People often cite the poet Paul Valéry as the source of the quote " A poem is never finished; it is only abandoned." That is actually a paraphrase of Valéry by W. H. Auden from 1965. (See W. H. Auden: Collected Poems "Author's Forewords.") What Valéry originally wrote was less of a sound bite: "A work is never completed except by some accident such as weariness, satisfaction, the need to deliver, or death: for, in relation to who or what is making it, it can only be one stage in a series of inner transformations." But many poets can identify with the sentiments in either.
When do you let go of a poem and stop revising?
An article about Marianne Moore and her continual revision compares her to any contemporary poet who uses software like Word and "tacks changes" leaving digital footprints of where the poem has traveled.
Moore doesn't seem to have ever been satisfied that her poems were completed. Her poem “Poetry,” first appeared in 1919 and was about 30. In the published 1967 version it was down to 3 lines. She also changed titles - "A Graveyard” became “A Grave,” for example.
In the Internet age, we have lots changes made to things published online - from simple typos in a poem or a Facebook post, to Wikipedia entries (always being revised). Lots of revisionist history.
Google Docs tracks each edit to the page. But if you're well known and post a Tweet, then decide to delete it after you get some bad feedback, chances are the original has been captured in a screenshot by someone for posterity.
When is a poem finished for you? Pre-digital, when I wrote all my poetry in longhand on paper, I saved all the drafts which included revisions and proofreading changes. When I typed the poem, I considered it finished. As a hunt-and-peck typist, retyping something was an effort and I avoided it. When an electric typewriter with a correction tool appeared, and then with the first word processors, it was so much easier that I increased my revisions.
For me, most of my poems are finished when they are published. I can only think of two times when I changed a poem after it appeared in a publication. Perhaps, if I ever make it to the point where I need to put together that "Selected Poems" collection, that will change.
That article views Moore with the ways she changed her work as "more of a digital-age artist than any of her contemporaries. Her poems were as malleable as something written online."
I actually know several very well known poets who still avoid the computer, email and word processing. Two of them have "typists" who interpret their handwriting and print copies which they edit with a pencil and give back for retyping. There may be some thoughtful advantages to that process, and some of you might do the same thing even though you are your own typist.

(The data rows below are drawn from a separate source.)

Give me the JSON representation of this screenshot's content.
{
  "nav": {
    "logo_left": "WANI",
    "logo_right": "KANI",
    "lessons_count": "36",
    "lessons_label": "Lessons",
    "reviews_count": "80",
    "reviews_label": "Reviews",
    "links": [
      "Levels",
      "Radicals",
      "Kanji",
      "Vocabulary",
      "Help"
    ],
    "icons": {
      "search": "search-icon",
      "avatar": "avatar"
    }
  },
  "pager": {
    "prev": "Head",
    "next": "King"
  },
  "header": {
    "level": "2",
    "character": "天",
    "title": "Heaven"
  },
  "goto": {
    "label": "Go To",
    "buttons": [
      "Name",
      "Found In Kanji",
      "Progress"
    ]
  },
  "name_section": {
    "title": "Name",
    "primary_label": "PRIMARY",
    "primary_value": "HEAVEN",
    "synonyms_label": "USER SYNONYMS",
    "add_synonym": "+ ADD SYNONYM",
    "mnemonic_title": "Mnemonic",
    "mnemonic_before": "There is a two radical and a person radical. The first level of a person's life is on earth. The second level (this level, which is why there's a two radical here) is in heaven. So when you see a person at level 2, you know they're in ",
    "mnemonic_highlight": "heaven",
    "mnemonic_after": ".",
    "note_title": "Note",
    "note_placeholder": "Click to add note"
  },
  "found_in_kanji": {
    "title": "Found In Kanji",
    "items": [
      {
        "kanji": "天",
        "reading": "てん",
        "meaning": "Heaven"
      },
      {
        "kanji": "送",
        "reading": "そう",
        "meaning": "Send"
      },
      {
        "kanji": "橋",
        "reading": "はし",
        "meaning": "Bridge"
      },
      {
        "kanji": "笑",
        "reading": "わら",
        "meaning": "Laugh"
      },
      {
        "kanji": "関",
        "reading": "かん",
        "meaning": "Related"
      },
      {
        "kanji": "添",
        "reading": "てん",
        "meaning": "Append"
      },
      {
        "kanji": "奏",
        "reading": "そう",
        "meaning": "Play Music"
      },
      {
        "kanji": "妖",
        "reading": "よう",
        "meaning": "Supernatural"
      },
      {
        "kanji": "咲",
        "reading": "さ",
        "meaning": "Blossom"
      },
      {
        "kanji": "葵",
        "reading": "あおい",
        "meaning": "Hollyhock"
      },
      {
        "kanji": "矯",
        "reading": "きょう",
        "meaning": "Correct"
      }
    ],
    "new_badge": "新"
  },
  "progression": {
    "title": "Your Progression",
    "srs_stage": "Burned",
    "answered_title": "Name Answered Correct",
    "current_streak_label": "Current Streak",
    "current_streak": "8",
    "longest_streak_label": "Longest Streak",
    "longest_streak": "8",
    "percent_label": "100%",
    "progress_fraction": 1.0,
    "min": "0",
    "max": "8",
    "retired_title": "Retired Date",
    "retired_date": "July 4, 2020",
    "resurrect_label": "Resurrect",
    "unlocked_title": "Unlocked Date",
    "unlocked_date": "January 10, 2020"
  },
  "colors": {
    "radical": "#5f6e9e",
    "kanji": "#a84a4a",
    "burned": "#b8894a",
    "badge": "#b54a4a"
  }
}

As another of our online "Conversations," let us know in a comment here about your revision process and particularly how you know when a poem is finished. Are you easy about letting go, or do you revise until as long as you can, like Marianne Moore?